20. Commitment to Christian Faith and Witness

We believe the Christian life is characterized by disciplined devotion and commitment, by a hunger for God and a thirst for righteousness. This commitment is strengthened by habits of prayer and Bible reading. For us this Christian faith involves commitment to the work of Friends. Although we respect freedom of conscience and honor diversity in the family of God, we affirm our covenant with God as Friends people. Therefore, we aim to be faithful to those structures of our denominational life through which our Gospel witness is made clear.

The Queries – Northwest Yearly Meeting

Is your life marked by simplicity? Are you free from the burden of unnecessary possessions? Do you avoid waste? Do you refuse to let the prevailing culture and media dictate your needs and values?

Are you careful to live within your income? Do you avoid involving yourself in business beyond your ability to manage or in highly speculative ventures? Are you willing to accept a lower economic standard rather than compromise Christian values?

Are you honest and just in your dealings? Are you true to your promises, prompt in paying your debts, and responsible in handling money or property entrusted to you?

Do you discipline your mind and body to serve as instruments of the Lord? Do you avoid pornography? Do you abstain from harmful, addictive, and unnecessary drugs—including alcoholic beverages, tobacco, marijuana, and cocaine—and from profiting through their use? Do you refrain from gambling and taking part in lotteries?

Other Yearly Meetings

From North Pacific Yearly Meeting

Quaker simplicity is one of the fruits of a primary commitment to the Spirit of God. Writing of simplicity, Thomas Kelly reminds us, “Life is meant to be lived from a Center, a divine Center-a life of unhurried peace and power. It is simple. It is serene. It takes no time, but it occupies all our time.”

Friends are advised to strive for simplicity in the use of their earnings and property, and in their style of living, choosing that which is simple and useful…

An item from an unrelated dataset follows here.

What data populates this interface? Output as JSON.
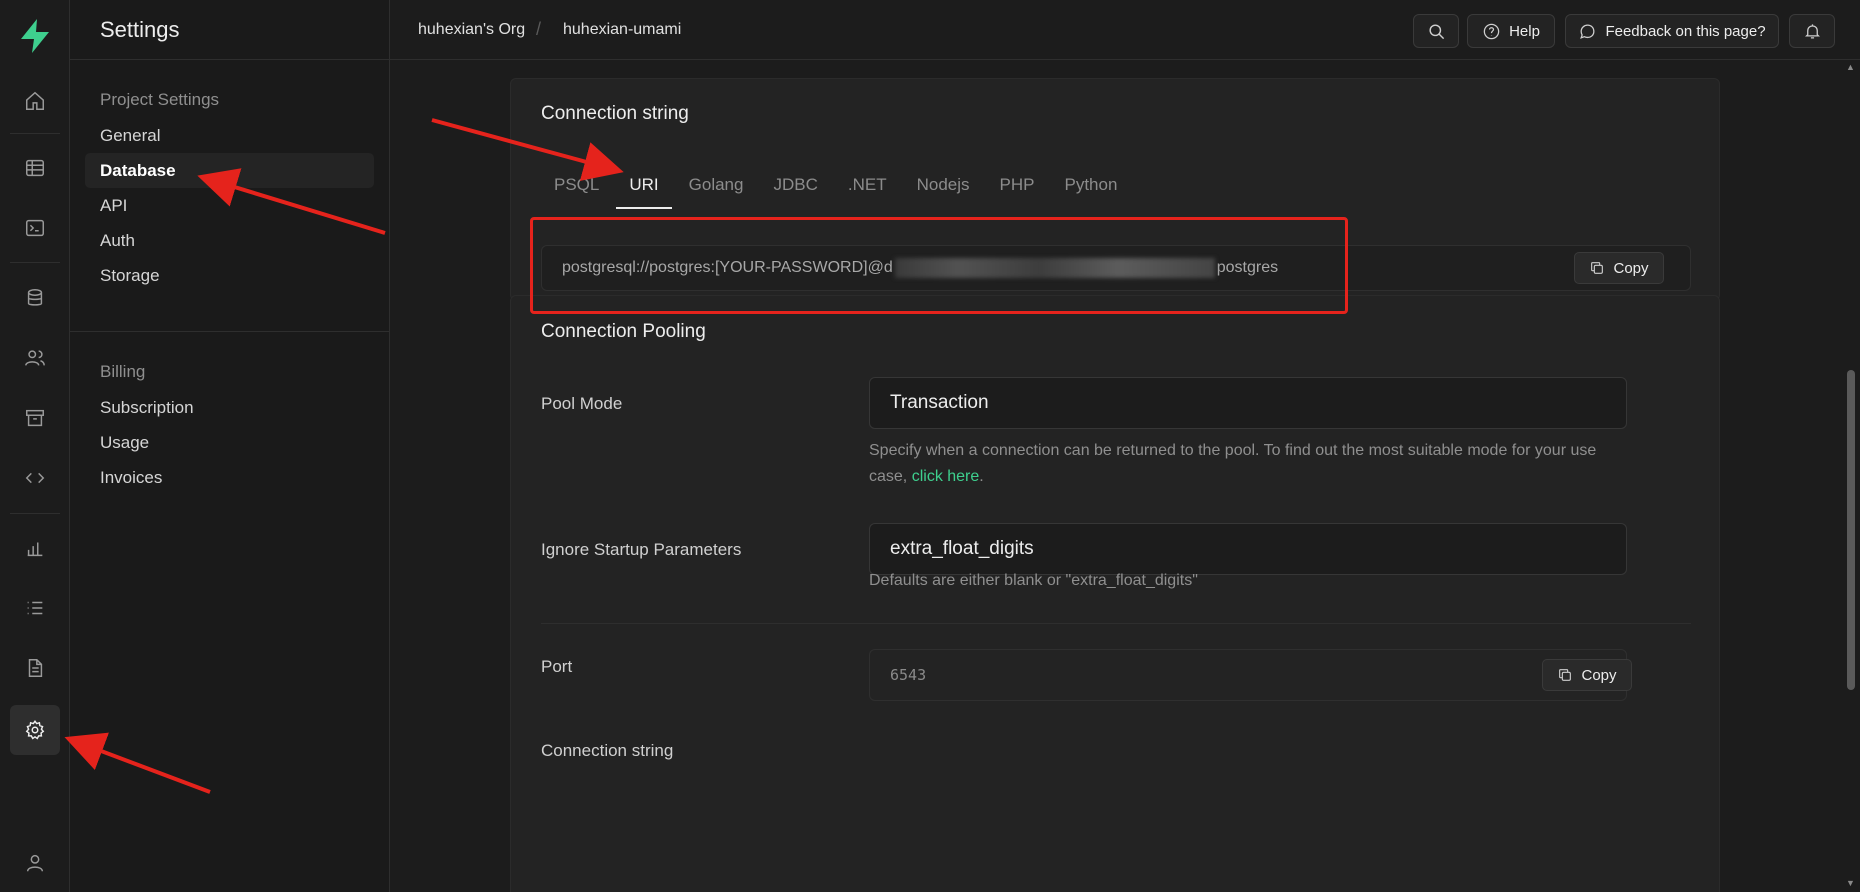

  • Do we center our lives in the awareness of the presence of God so that all things take their rightful place?
  • Do we keep our lives uncluttered with things and activities, and avoid commitments beyond our strength and light? Is the life of our Meeting so ordered that it helps us simplify our personal lives? Do we order our individual lives so as to nourish our spiritual growth?
  • Are we alert to the dangers and unfairness of gambling, and of games of chance?
  • Are our lives so filled by the Spirit that we are free of the need to indulge in the addictive use of tobacco, alcohol, and other drugs, or excesses of any kind? Do we choose recreations which strengthen our physical, mental, and spiritual lives and avoid those which may prove harmful to ourselves and others?
  • Do we keep to a single standard of truth, so that we are free from the use of judicial and other oaths? Are we punctual in keeping promises, prompt in the payment of debts, and just and honorable in all our dealings? Do we keep to simplicity, moderation and honesty in our speech, our manner of living, and our daily work?